Greece‘s future is on the knife-edge, and according to the WTTC, impact on tourism industry will considerably affect Greek economy. Leaving the euro will make all exports, including tourism, much cheaper, so the tourism industry will experience a boost. On the other hand, imports will become more expensive with the new currency and the standard of living will considerably drop. The economic disturbance may put off tourists until the country stabilizes.

Is Greece staying in EU?

Grexit will inflict pain to Greek economy. It will experience a huge devaluation, explosion of public debt, and will seriously shake its confidence. If it decides to leave EU the possible results will be discontent and political instability. Will a fresh election be an answer to regaining power before the crisis gets out of hand? Regardless of the election results, the country will surely face a set of formidable political and economic challenges that will greatly affect their position in Europe.

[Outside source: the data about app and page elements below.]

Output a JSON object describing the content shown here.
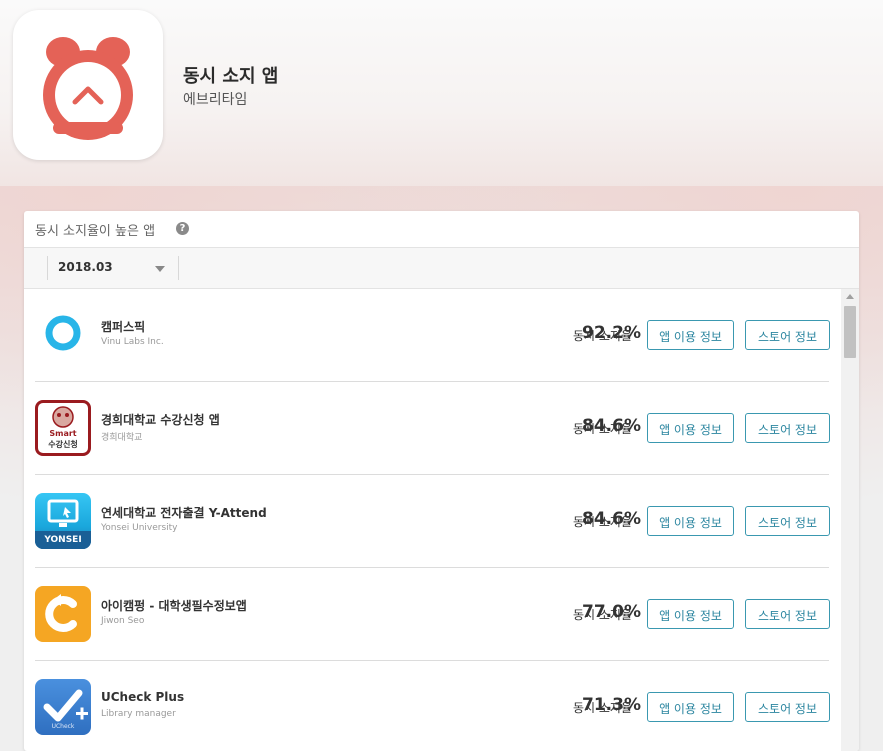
{
  "app": {
    "title": "동시 소지 앱",
    "developer": "에브리타임",
    "logo_color": "#e46257",
    "logo_icon": "alarm-clock-icon"
  },
  "panel": {
    "title": "동시 소지율이 높은 앱",
    "help_icon": "?",
    "period": "2018.03"
  },
  "rows": [
    {
      "name": "캠퍼스픽",
      "developer": "Vinu Labs Inc.",
      "label": "동시 소지율",
      "percent": "92.2%",
      "info_btn": "앱 이용 정보",
      "store_btn": "스토어 정보"
    },
    {
      "name": "경희대학교 수강신청 앱",
      "developer": "경희대학교",
      "label": "동시 소지율",
      "percent": "84.6%",
      "info_btn": "앱 이용 정보",
      "store_btn": "스토어 정보",
      "icon_text": [
        "Smart",
        "수강신청"
      ]
    },
    {
      "name": "연세대학교 전자출결 Y-Attend",
      "developer": "Yonsei University",
      "label": "동시 소지율",
      "percent": "84.6%",
      "info_btn": "앱 이용 정보",
      "store_btn": "스토어 정보",
      "icon_text": "YONSEI"
    },
    {
      "name": "아이캠펑 - 대학생필수정보앱",
      "developer": "Jiwon Seo",
      "label": "동시 소지율",
      "percent": "77.0%",
      "info_btn": "앱 이용 정보",
      "store_btn": "스토어 정보"
    },
    {
      "name": "UCheck Plus",
      "developer": "Library manager",
      "label": "동시 소지율",
      "percent": "71.3%",
      "info_btn": "앱 이용 정보",
      "store_btn": "스토어 정보",
      "icon_text": "UCheck"
    }
  ],
  "colors": {
    "accent": "#2c86a0",
    "campuspick": "#28b5e8",
    "khu": "#9a1b1f",
    "yonsei": "#1aa7dc",
    "icampung": "#f5a623",
    "ucheck": "#3b7ed0"
  }
}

If Greece decides to stay in EU, the banks will collapse and they will not have access to essential imports (gasoline, medicine, food). The economic crisis can turn to a humanitarian! If they decide leave the Eurozone, they should not rely on the support of ECB providing emergency liquidity, so they would be forced to introduce a parallel currency.

If Greece decides to go, the future currency is far from certain. Greek banks will remain closed and creditors have confirmed that they will not propose a new bailout. European commission and ECB must make a thorough analysis to see how a new Greek aid request will affect the stability of the Eurozone. Over the past few years, the Greece debate is about preserving their membership and protecting the currency. But now the leaders consider Greece as an entity that has a strategic and cultural significance for Europe. On the other hand, Greeks are worried too because they would have to choose between the order and the chaos!

To conclude, in this tough Greek vs EU play-off, both teams have rights and wrongs on their side. But one thing is clear: there are no fundamental political changes without long-term guarantees.

How the Greeks will vote and what will follow? However they vote, it‘s likely that they will face austerity either way! Without the EU financial help the money in banks will drain.The isolation inside their own hideaway will not be a good thing. If there‘s even a little hope, the austerity will suck out all the corruption and lead to transparency in their system; only then the real reformation will be possible. The Greek problem is not simple at all. It‘s not only a matter of currency and the Eurozone, it’s also a geopolitical matter that has to be approached wisely! Dramatic decisions can bring only troubles! Both EU and Greece should learn to negotiate with incentives, not threats if they want to envisage the horizon of hope!